They also seemingly forgot, that Seaport operators had existed precariously, functioning without the desired or relevant legal framework.

They forgot, that for this category of people, trading with bank loans, sourced sometimes, at compound interest rates; with an equally attendant vigor, to recoup as soon as one could possibly can.

They also forgot, that the STOAN might enjoy some peculiar advantages, if the whole issue, is about going legalistic. What with the several options of injunctions, from interlocutory, interim, Ex parte, etc, to unending adjournment! With “status quo ante”, continually remaining favourable to its members.
Now, who go tire first?!

Would the inclusion of the Shippers Association be considered specifically strategic?
Yes, in the sense that it may re-invigorate the NSC impetus to go the extra miles. No, in the sense that it makes settling out of court, more complex, rigorous and daunting.

Thank God the Council did not encourage the Supervisory Ministry, the Ministry of Transport to wade into the issue, as co respondents. The main platform for amicable settlement would then have been foreclosed.

In order words, even as things stand, there is still room, for amicable settlement, especially an out of court. But, it must not be under a situation where a Minister of Transport, who knows how strategic the industry is, to the national economy, would call a Peace Meeting, ran it half way, and abandoned it, handing it over, to one of the “interested parties”.
The Minister, at this point must accept blame, for the in inconclusiveness, inconveniences, inaccuracies and the unacceptableness of the “communique”, that emerged, from the Abuja peace meeting.

He must also guide against a recurrence. The excuse that he was summoned by Aso Rock, must be considered untenable, because, he in actual fact, initiated the meeting. Why didn’t he call for a break, be it tea, lunch etc, etc.

He must therefore, re-initiate another Peace Meeting, before the controversial “communique” or “recommendations”, begins to heat up the industry.

Meanwhile, both the STOAN and NSC may also begin now, to reconsider the degree of ground to give or take, in a bid to finally evolve an agreeable Compromise!
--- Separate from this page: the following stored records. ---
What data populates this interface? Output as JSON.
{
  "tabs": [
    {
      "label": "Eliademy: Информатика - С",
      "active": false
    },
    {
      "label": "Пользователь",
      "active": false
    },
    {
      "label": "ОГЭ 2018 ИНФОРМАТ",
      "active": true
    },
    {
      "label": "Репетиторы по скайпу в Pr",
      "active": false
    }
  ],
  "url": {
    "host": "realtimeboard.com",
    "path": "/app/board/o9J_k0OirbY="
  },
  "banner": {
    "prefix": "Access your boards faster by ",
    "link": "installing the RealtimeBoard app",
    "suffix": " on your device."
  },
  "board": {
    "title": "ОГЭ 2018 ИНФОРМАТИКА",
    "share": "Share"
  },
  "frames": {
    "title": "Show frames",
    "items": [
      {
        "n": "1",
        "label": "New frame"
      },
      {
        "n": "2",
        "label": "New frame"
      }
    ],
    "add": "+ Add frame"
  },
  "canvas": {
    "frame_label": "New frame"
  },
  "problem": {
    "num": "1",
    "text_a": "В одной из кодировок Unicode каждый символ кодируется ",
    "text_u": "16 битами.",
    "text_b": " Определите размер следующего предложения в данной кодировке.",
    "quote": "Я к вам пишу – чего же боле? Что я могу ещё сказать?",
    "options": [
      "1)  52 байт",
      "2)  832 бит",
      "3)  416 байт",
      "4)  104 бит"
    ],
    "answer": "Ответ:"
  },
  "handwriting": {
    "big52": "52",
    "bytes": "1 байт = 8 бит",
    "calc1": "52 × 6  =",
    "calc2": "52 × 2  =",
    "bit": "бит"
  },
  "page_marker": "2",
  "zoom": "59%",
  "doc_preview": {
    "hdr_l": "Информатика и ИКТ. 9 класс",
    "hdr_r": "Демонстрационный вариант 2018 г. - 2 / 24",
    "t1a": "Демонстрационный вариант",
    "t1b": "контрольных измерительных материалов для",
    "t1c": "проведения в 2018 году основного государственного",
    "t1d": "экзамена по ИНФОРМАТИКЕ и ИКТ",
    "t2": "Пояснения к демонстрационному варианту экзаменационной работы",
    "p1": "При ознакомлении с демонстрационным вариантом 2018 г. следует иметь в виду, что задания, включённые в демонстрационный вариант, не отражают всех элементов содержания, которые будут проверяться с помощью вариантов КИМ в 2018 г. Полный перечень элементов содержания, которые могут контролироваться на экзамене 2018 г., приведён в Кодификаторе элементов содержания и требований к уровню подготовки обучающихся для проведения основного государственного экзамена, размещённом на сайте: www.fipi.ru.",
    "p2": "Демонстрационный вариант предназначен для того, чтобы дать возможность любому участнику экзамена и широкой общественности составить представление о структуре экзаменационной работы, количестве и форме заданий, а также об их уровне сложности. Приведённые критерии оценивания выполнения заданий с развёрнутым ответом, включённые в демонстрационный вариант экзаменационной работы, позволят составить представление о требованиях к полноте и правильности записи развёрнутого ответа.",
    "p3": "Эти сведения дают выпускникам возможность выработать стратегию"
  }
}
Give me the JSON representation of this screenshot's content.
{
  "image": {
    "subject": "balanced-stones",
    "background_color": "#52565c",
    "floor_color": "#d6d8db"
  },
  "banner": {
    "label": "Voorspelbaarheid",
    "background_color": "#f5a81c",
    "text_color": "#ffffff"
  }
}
All the parties may thereafter approach the court, to indicate that in the country’s overall interest, they have sought a functional alternative dispute resolution.

The parties, in the interest of billions that the Government, nay the country would further lose, in the event of another avoidable strike action; should also avoid issue “sub judice”; they must keep talking.

The Yoruba would say: Eni ti o ni ede ngbona, to sa lo si Ede…o si mpadaa bo wa si ede, bi o ba kuro ni Ede”. He who run to Ede, because the home is hot, he would still come home whenever he leaves Ede.

The Minister bungled the first peace initiative. The Minister must re-initiate another. And timely too!